It wasn’t until I found myself in Le Marais over spring break, engrossed in a three-hour heart-to-heart over strong Parisian coffee, that I realized how fulfilled I was. There were no meetings to run to, no career plans to lose sleep over, and no seemingly endless to-do list to check off. Being a spontaneous tourist was a refreshing change from stretching myself thin with overcommitments and my own unrealistic expectations.
During the spring of my senior year in high school, I remember making a series of pro/con lists as I tried to decide where I should spend the next four years of my life. On each of the various drafts of my list, I remember writing “diversity” as a pro for Princeton. I felt, and still do feel, that one of the most valuable opportunities offered to college students is the chance to meet people from a variety of different backgrounds. I wanted to go somewhere where I could find people whose lives had been different from mine. According to the University’s website, Princeton offers this opportunity. A 2013 report by the Trustee Ad Hoc Committee on Diversity states, “Princeton places a policy of diversity and inclusion at the core of our educational mission.” However while Princeton students are diverse in many ways, from our ethnicities to our academic interests to our hometowns, the Princeton community is also a surprisingly homogeneous one in that the majority of us come from a background of privilege.
Lupita Nyong’o. The name of the Kenyan-born actress is on everybody’s lips after she won a well-deserved Academy Award for Best Supporting Actress last night. Nyong’o plays the physically and verbally abused slave Patsey in Twelve Years A Slave, and her acceptance speech reflected the grace, intelligence, and humility that she has demonstrated throughout the awards season. Her performance as Patsey is gripping and formidable, one that leaves you still reeling as you leave the theater. Continue reading
In our education system, students are not given an appropriate education in history. When they learn American history, much of the semester or year is spent learning about wars, presidents, and economic failure. They get a few days at the beginning of the course learning about the different Native American cultures and history, and about a week (or less) focusing on the Civil Rights Movement. Then the curriculum goes right back to “American” History. Continue reading

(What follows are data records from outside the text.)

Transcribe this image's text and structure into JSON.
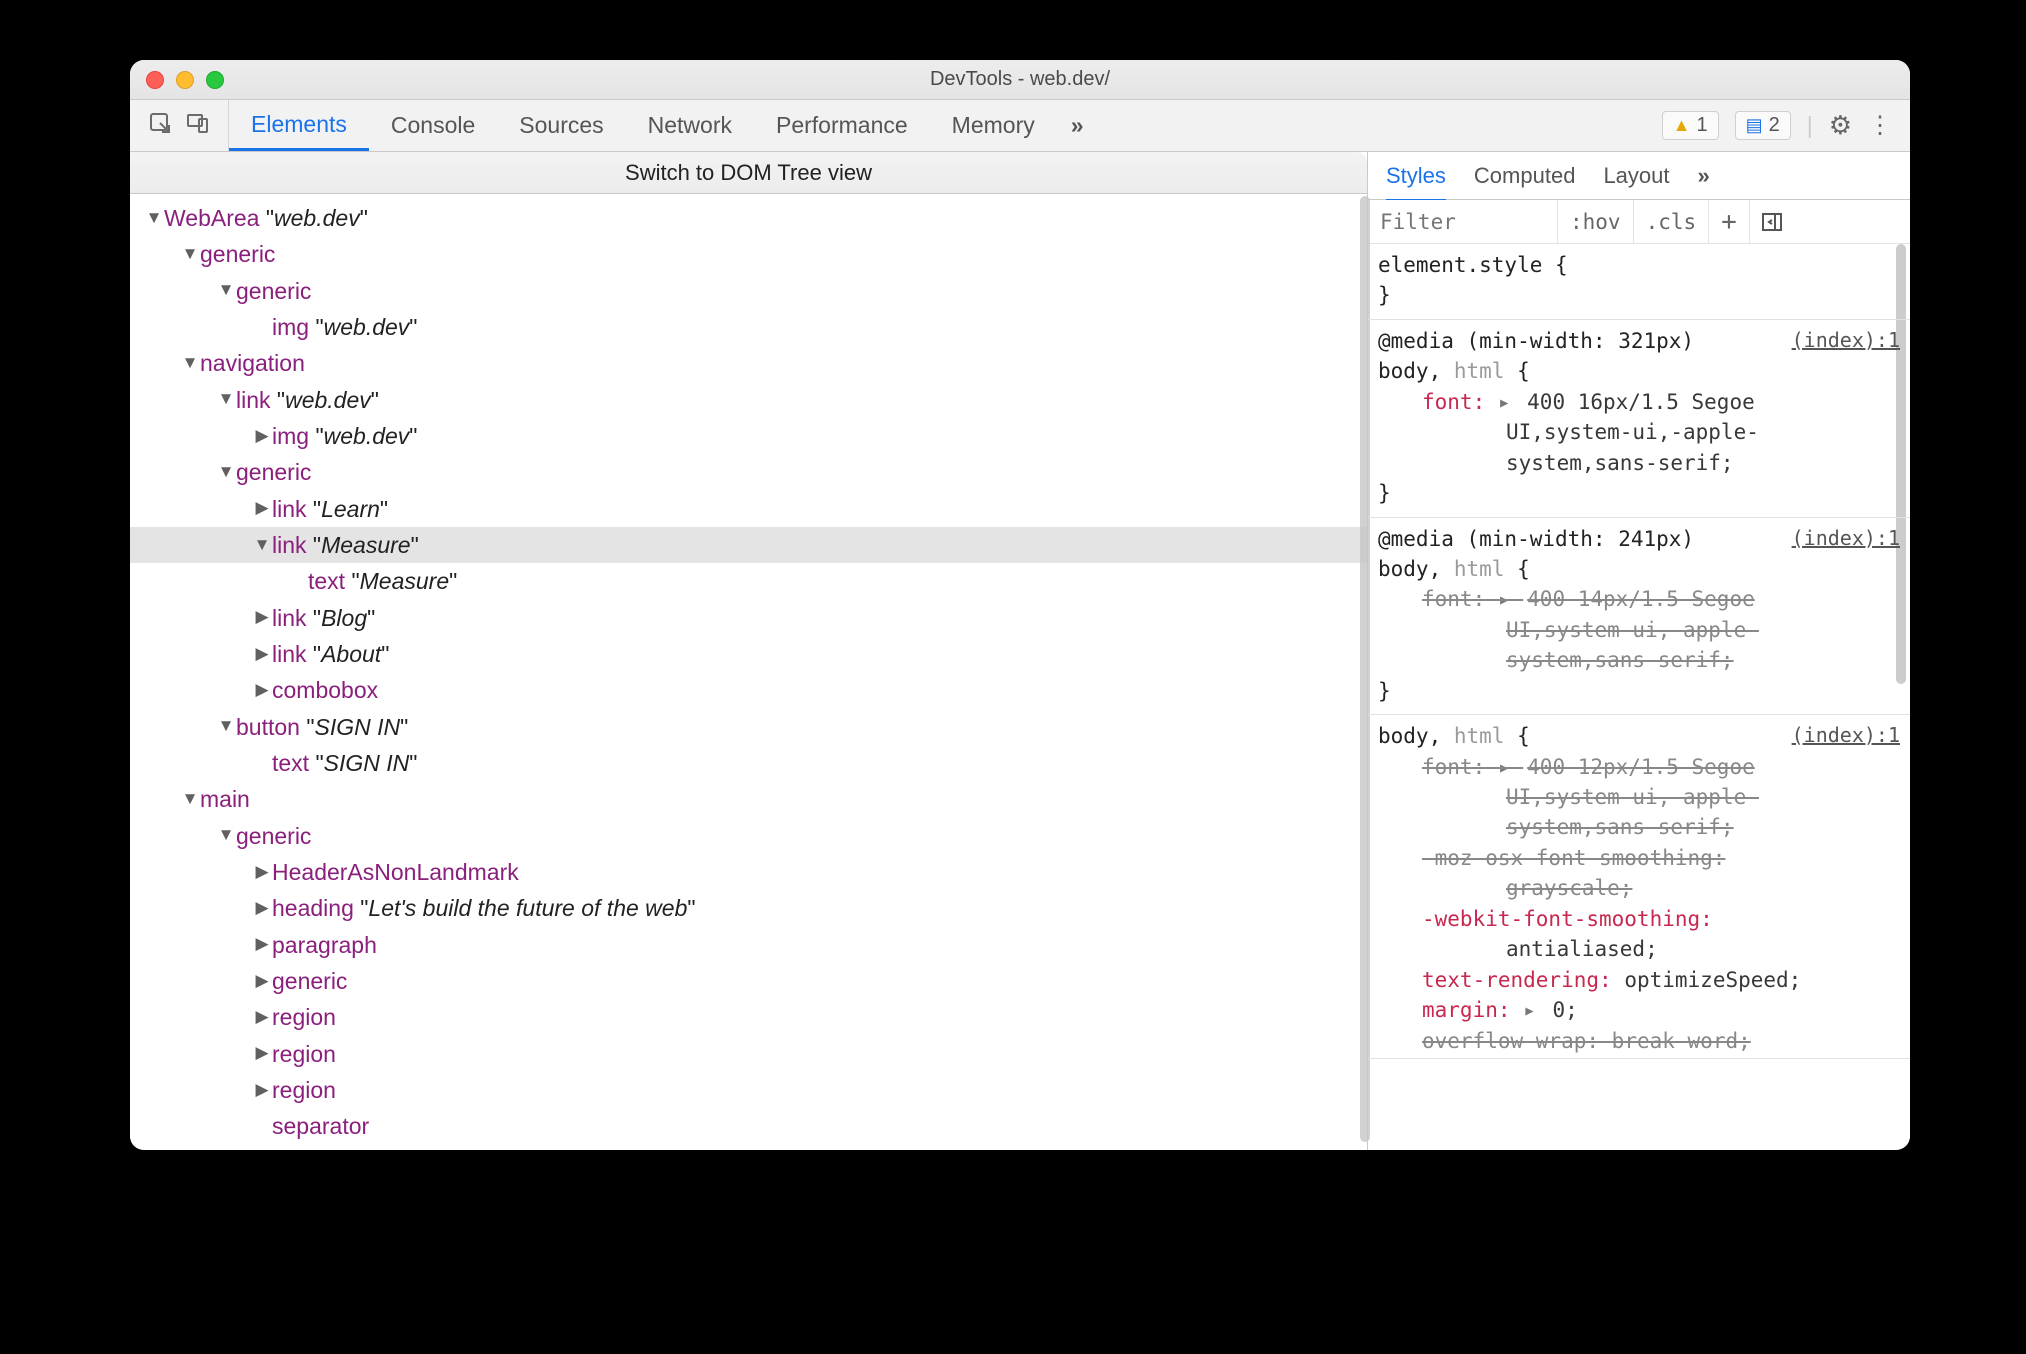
{
  "window": {
    "title": "DevTools - web.dev/"
  },
  "toolbar": {
    "tabs": [
      "Elements",
      "Console",
      "Sources",
      "Network",
      "Performance",
      "Memory"
    ],
    "more": "»",
    "warnings_count": "1",
    "issues_count": "2"
  },
  "switch_bar": "Switch to DOM Tree view",
  "tree": [
    {
      "ind": 0,
      "arrow": "down",
      "role": "WebArea",
      "name": "web.dev"
    },
    {
      "ind": 1,
      "arrow": "down",
      "role": "generic"
    },
    {
      "ind": 2,
      "arrow": "down",
      "role": "generic"
    },
    {
      "ind": 3,
      "arrow": "none",
      "role": "img",
      "name": "web.dev"
    },
    {
      "ind": 1,
      "arrow": "down",
      "role": "navigation"
    },
    {
      "ind": 2,
      "arrow": "down",
      "role": "link",
      "name": "web.dev"
    },
    {
      "ind": 3,
      "arrow": "right",
      "role": "img",
      "name": "web.dev"
    },
    {
      "ind": 2,
      "arrow": "down",
      "role": "generic"
    },
    {
      "ind": 3,
      "arrow": "right",
      "role": "link",
      "name": "Learn"
    },
    {
      "ind": 3,
      "arrow": "down",
      "role": "link",
      "name": "Measure",
      "selected": true
    },
    {
      "ind": 4,
      "arrow": "none",
      "role": "text",
      "name": "Measure"
    },
    {
      "ind": 3,
      "arrow": "right",
      "role": "link",
      "name": "Blog"
    },
    {
      "ind": 3,
      "arrow": "right",
      "role": "link",
      "name": "About"
    },
    {
      "ind": 3,
      "arrow": "right",
      "role": "combobox"
    },
    {
      "ind": 2,
      "arrow": "down",
      "role": "button",
      "name": "SIGN IN"
    },
    {
      "ind": 3,
      "arrow": "none",
      "role": "text",
      "name": "SIGN IN"
    },
    {
      "ind": 1,
      "arrow": "down",
      "role": "main"
    },
    {
      "ind": 2,
      "arrow": "down",
      "role": "generic"
    },
    {
      "ind": 3,
      "arrow": "right",
      "role": "HeaderAsNonLandmark"
    },
    {
      "ind": 3,
      "arrow": "right",
      "role": "heading",
      "name": "Let's build the future of the web"
    },
    {
      "ind": 3,
      "arrow": "right",
      "role": "paragraph"
    },
    {
      "ind": 3,
      "arrow": "right",
      "role": "generic"
    },
    {
      "ind": 3,
      "arrow": "right",
      "role": "region"
    },
    {
      "ind": 3,
      "arrow": "right",
      "role": "region"
    },
    {
      "ind": 3,
      "arrow": "right",
      "role": "region"
    },
    {
      "ind": 3,
      "arrow": "none",
      "role": "separator"
    }
  ],
  "styles": {
    "tabs": [
      "Styles",
      "Computed",
      "Layout"
    ],
    "more": "»",
    "filter_placeholder": "Filter",
    "hov": ":hov",
    "cls": ".cls",
    "element_style_open": "element.style {",
    "brace_close": "}",
    "rules": [
      {
        "media": "@media (min-width: 321px)",
        "selector_main": "body, ",
        "selector_dim": "html",
        "link": "(index):1",
        "decl_prop": "font:",
        "decl_val_l1": "400 16px/1.5 Segoe",
        "decl_val_l2": "UI,system-ui,-apple-",
        "decl_val_l3": "system,sans-serif;",
        "strike": false
      },
      {
        "media": "@media (min-width: 241px)",
        "selector_main": "body, ",
        "selector_dim": "html",
        "link": "(index):1",
        "decl_prop": "font:",
        "decl_val_l1": "400 14px/1.5 Segoe",
        "decl_val_l2": "UI,system-ui,-apple-",
        "decl_val_l3": "system,sans-serif;",
        "strike": true
      }
    ],
    "rule3": {
      "selector_main": "body, ",
      "selector_dim": "html",
      "link": "(index):1",
      "font_l1": "400 12px/1.5 Segoe",
      "font_l2": "UI,system-ui,-apple-",
      "font_l3": "system,sans-serif;",
      "moz_l1": "-moz-osx-font-smoothing:",
      "moz_l2": "grayscale;",
      "wk_prop": "-webkit-font-smoothing:",
      "wk_val": "antialiased;",
      "tr_prop": "text-rendering:",
      "tr_val": "optimizeSpeed;",
      "mg_prop": "margin:",
      "mg_val": "0;",
      "ow_prop": "overflow-wrap:",
      "ow_val": "break-word;"
    }
  }
}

I was not surprised when I learned that Michael Dunn hadn’t been charged with first-degree murder. He may have racked up a lifetime in prison, but the jurors refused to attribute any of that time to the murder of Jordan Davis. After all, it was just last year that a jury acquitted George Zimmermann of Trayvon Martin’s murder. And that wasn’t surprising because prior to the Martin incident, black men had been consistent and deliberate targets of violence for hundreds of years in this country. Continue reading
In an article in The Daily Princetonian back in November, Ben Dinovelli wrote about “forgetting” his Asian identity. As a person of Asian descent adopted by White parents in the US, Dinovelli talks about how integration into campus culture is difficult because he feels the need to either embrace his Asian heritage or be part of a larger White society at Princeton. He seems to feel as if he is an outsider to both cultures and is actively trying to decide in which culture he’d be more comfortable. Dinovelli is dealing with a question that Asian Americans on campus often have: how does being an active member of the Asian community at Princeton affect you? Continue reading
I recently came across numbers from the Pew Research Center indicating that nearly 40% of Asian American women marry out of their race, in comparison to the national average of about 14.5% for both sexes. Continue reading
Since I began working to develop The Stripes, searching for contributors to help foster our campus’s racial and cultural discourse, I have become familiar with a certain type of dissenter.
This person is not like those who most need The Stripes, neither ignorant nor contemptuous in his stance against advancing racial relations. Instead, this type of person, usually a minority himself, and well aware of the conditions that face his community, holds resolute indifference towards the struggle that activists engage. Continue reading
Nelson Mandela’s memorial service earlier this month met an outpouring of kind words in commemoration. Dignitaries from Barack Obama to Ban ki-Moon to Raúl Castro struggled to convey the significance of his life while still capturing a glimpse of his humanity along the way. Countless others around the globe offered tributes upon learning of his death. Heads of state and an infinite reel of media voices honored his passing, entirely unsurprising for a man so loved by so many. Some spoke from grief, some in celebration of his life. A few politicians casually treated his death as a cheap political opportunity (see Rick Santorum comparing the liberation struggle against apartheid to the liberation struggle against the Affordable Care Act). Other voices, however, were even more perverse. Continue reading
My generation was raised using the internet. During various phases of our lives, we have experimented with education, entertainment, media, relationships, and communications online. The internet was the tool through which we researched and applied to college, and now in college it is increasingly becoming our primary way to approach our assignments, research, and routine activities. Seeing as we use the internet on average for more than 25 hours per week, I could confidently say that we know the internet pretty well. Just as we recognize the shortcomings of any person that we have come to know, we cannot pretend that we do not also recognize the faults of the internet. And it turns out, the internet is racist. Continue reading